::: Data shown
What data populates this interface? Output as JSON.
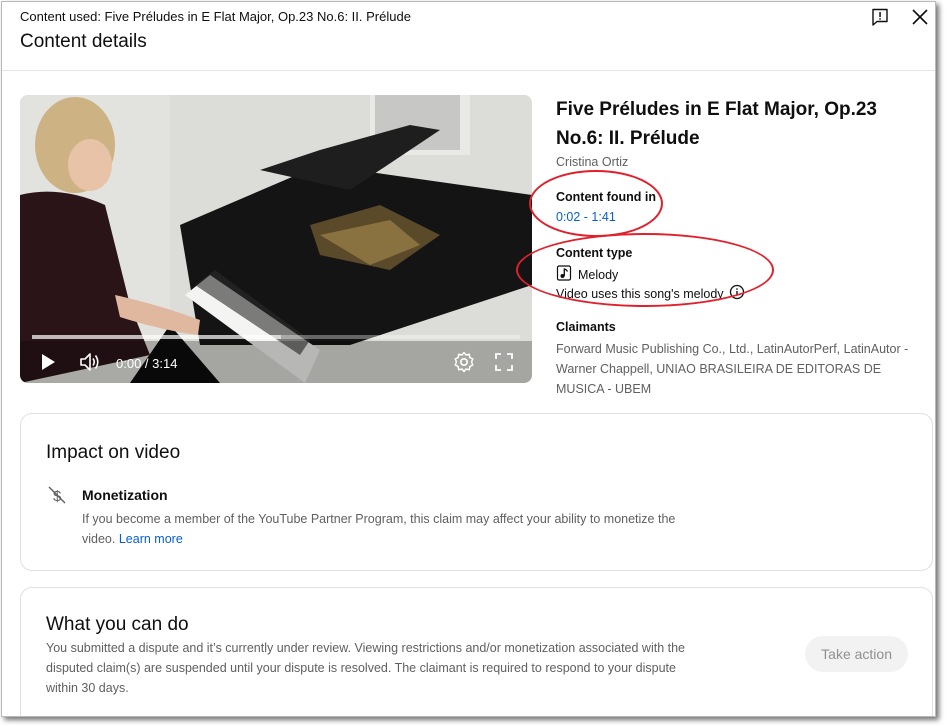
{
  "header": {
    "content_used": "Content used: Five Préludes in E Flat Major, Op.23 No.6: II. Prélude",
    "title": "Content details",
    "icons": [
      "feedback-icon",
      "close-icon"
    ]
  },
  "player": {
    "time": "0:00 / 3:14",
    "progress_played_fraction": 0.0,
    "icons": [
      "play-icon",
      "volume-icon",
      "settings-icon",
      "fullscreen-icon"
    ]
  },
  "song": {
    "title": "Five Préludes in E Flat Major, Op.23 No.6: II. Prélude",
    "artist": "Cristina Ortiz",
    "content_found_label": "Content found in",
    "content_found_value": "0:02 - 1:41",
    "content_type_label": "Content type",
    "content_type_value": "Melody",
    "content_type_desc": "Video uses this song's melody",
    "claimants_label": "Claimants",
    "claimants_value": "Forward Music Publishing Co., Ltd., LatinAutorPerf, LatinAutor - Warner Chappell, UNIAO BRASILEIRA DE EDITORAS DE MUSICA - UBEM"
  },
  "impact": {
    "title": "Impact on video",
    "monetization_title": "Monetization",
    "monetization_desc": "If you become a member of the YouTube Partner Program, this claim may affect your ability to monetize the video.",
    "learn_more": "Learn more"
  },
  "todo": {
    "title": "What you can do",
    "desc": "You submitted a dispute and it’s currently under review. Viewing restrictions and/or monetization associated with the disputed claim(s) are suspended until your dispute is resolved. The claimant is required to respond to your dispute within 30 days.",
    "action_label": "Take action"
  },
  "colors": {
    "link": "#065fd4",
    "annotation": "#e0212b",
    "muted": "#606060"
  }
}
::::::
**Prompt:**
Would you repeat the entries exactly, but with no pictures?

**Completed exercise:**
What data populates this interface? Output as JSON.
{
  "header": {
    "content_used": "Content used: Five Préludes in E Flat Major, Op.23 No.6: II. Prélude",
    "title": "Content details",
    "icons": [
      "feedback-icon",
      "close-icon"
    ]
  },
  "player": {
    "time": "0:00 / 3:14",
    "progress_played_fraction": 0.0,
    "icons": [
      "play-icon",
      "volume-icon",
      "settings-icon",
      "fullscreen-icon"
    ]
  },
  "song": {
    "title": "Five Préludes in E Flat Major, Op.23 No.6: II. Prélude",
    "artist": "Cristina Ortiz",
    "content_found_label": "Content found in",
    "content_found_value": "0:02 - 1:41",
    "content_type_label": "Content type",
    "content_type_value": "Melody",
    "content_type_desc": "Video uses this song's melody",
    "claimants_label": "Claimants",
    "claimants_value": "Forward Music Publishing Co., Ltd., LatinAutorPerf, LatinAutor - Warner Chappell, UNIAO BRASILEIRA DE EDITORAS DE MUSICA - UBEM"
  },
  "impact": {
    "title": "Impact on video",
    "monetization_title": "Monetization",
    "monetization_desc": "If you become a member of the YouTube Partner Program, this claim may affect your ability to monetize the video.",
    "learn_more": "Learn more"
  },
  "todo": {
    "title": "What you can do",
    "desc": "You submitted a dispute and it’s currently under review. Viewing restrictions and/or monetization associated with the disputed claim(s) are suspended until your dispute is resolved. The claimant is required to respond to your dispute within 30 days.",
    "action_label": "Take action"
  },
  "colors": {
    "link": "#065fd4",
    "annotation": "#e0212b",
    "muted": "#606060"
  }
}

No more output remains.